Aim of the task
Below are records; report the number of lines in them that include the word "Identity", with no other text.

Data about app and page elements

* * *

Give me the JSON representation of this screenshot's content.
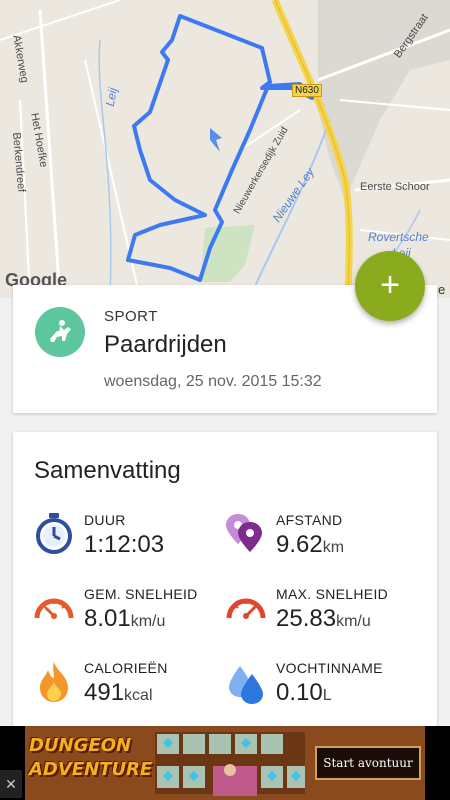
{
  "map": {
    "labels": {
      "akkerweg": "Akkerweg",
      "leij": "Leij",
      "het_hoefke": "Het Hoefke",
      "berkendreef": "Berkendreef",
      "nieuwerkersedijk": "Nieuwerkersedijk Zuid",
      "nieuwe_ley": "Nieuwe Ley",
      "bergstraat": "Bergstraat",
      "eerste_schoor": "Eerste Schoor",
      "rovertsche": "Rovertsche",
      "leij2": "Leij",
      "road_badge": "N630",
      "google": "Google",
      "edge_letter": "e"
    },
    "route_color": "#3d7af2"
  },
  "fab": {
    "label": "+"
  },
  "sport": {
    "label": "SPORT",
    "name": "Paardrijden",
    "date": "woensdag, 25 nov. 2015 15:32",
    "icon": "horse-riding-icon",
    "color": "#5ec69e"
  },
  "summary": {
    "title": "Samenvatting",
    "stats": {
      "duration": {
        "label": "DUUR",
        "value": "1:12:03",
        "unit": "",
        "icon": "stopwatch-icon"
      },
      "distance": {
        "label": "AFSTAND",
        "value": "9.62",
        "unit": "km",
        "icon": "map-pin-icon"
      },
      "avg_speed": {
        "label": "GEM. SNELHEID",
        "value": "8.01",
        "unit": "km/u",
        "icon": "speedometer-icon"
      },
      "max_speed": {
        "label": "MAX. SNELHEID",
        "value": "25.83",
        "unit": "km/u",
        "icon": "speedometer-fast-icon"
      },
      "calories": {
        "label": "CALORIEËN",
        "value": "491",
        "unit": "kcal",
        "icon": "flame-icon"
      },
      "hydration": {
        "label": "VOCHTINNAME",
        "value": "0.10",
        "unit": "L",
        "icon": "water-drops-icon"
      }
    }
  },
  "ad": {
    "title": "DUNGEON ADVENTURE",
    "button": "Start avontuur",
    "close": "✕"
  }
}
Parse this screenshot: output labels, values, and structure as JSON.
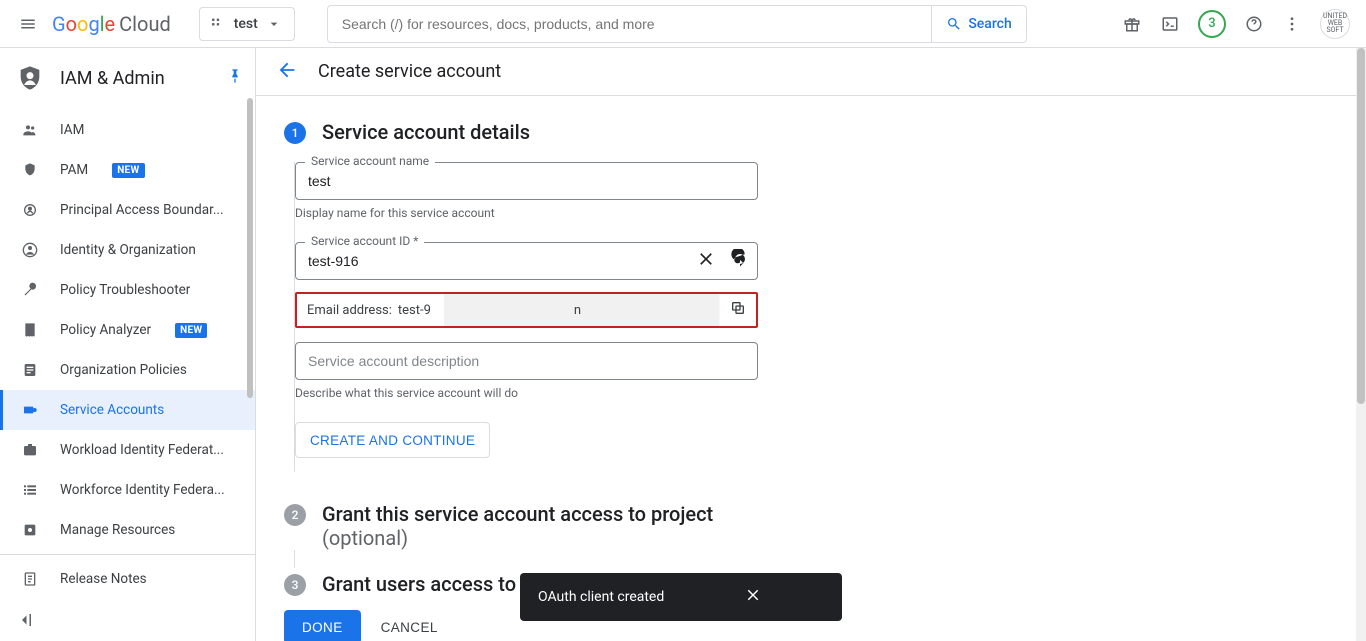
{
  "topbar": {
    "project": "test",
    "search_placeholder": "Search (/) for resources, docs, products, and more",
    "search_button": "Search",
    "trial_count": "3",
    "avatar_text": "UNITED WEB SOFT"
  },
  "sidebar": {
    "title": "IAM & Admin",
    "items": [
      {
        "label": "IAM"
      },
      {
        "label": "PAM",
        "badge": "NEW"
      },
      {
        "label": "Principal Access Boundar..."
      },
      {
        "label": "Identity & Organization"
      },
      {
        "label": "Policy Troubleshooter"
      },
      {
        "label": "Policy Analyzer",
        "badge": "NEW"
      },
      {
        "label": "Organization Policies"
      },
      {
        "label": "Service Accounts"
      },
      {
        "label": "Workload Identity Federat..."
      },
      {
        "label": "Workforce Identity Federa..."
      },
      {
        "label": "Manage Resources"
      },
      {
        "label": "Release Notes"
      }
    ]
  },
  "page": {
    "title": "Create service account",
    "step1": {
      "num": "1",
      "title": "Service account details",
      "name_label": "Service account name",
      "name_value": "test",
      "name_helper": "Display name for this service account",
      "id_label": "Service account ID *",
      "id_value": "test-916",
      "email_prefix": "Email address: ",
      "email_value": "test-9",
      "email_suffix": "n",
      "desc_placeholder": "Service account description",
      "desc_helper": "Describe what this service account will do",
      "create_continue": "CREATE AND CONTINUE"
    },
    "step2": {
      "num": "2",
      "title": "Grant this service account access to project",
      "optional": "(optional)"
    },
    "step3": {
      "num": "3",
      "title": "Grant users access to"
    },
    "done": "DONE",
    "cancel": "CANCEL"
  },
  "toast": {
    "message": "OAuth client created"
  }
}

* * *

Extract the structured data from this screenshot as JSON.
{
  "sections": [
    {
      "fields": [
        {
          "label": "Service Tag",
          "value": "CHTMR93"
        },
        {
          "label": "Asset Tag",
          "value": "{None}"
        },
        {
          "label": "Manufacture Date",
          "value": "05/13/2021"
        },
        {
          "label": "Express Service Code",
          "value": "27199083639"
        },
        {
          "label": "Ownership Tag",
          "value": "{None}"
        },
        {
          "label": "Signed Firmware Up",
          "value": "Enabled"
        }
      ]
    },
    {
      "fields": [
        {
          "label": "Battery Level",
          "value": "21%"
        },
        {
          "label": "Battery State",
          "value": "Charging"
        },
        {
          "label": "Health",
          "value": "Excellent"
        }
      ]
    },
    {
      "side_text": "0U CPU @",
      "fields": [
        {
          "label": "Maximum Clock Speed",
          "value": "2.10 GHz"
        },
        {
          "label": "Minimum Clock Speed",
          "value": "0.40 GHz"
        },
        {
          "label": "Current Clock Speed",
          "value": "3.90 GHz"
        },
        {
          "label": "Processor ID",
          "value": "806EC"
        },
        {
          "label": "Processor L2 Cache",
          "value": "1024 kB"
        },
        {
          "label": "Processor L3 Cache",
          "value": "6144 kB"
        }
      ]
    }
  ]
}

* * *

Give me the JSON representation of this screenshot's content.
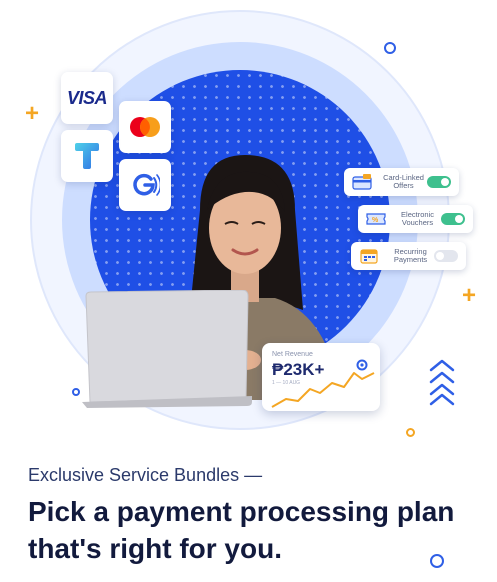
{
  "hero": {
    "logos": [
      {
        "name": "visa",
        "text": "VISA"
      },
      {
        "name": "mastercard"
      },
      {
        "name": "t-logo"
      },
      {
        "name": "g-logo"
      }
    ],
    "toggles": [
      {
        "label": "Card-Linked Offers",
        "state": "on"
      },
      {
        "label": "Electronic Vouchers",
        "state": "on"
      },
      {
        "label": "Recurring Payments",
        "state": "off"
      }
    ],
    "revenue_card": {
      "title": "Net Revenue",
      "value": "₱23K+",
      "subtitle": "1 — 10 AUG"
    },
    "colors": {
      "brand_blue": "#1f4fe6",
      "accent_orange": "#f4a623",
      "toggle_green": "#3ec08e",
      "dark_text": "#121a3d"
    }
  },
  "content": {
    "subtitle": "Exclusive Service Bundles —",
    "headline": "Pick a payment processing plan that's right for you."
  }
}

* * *

Exercise answer
3